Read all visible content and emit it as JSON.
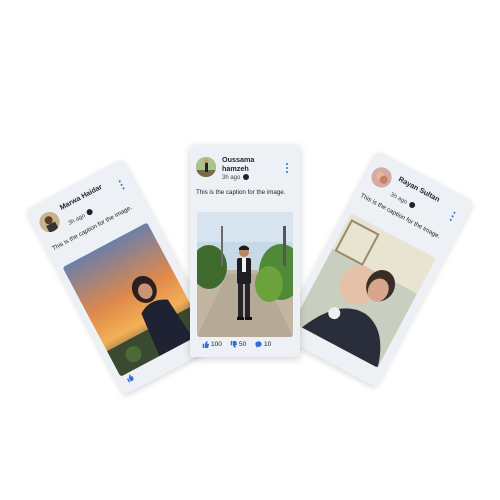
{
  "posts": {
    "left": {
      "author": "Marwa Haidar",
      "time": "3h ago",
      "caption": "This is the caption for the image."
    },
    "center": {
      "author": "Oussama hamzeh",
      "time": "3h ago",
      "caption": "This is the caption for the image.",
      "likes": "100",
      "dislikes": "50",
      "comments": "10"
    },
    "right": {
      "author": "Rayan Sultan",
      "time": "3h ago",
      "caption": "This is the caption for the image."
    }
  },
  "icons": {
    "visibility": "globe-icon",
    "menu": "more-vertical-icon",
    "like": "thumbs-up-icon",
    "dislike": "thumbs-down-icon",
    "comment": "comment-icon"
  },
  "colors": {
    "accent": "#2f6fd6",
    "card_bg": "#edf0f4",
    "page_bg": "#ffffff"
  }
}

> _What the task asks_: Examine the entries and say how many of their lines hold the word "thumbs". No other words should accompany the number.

> _Written answer_: 2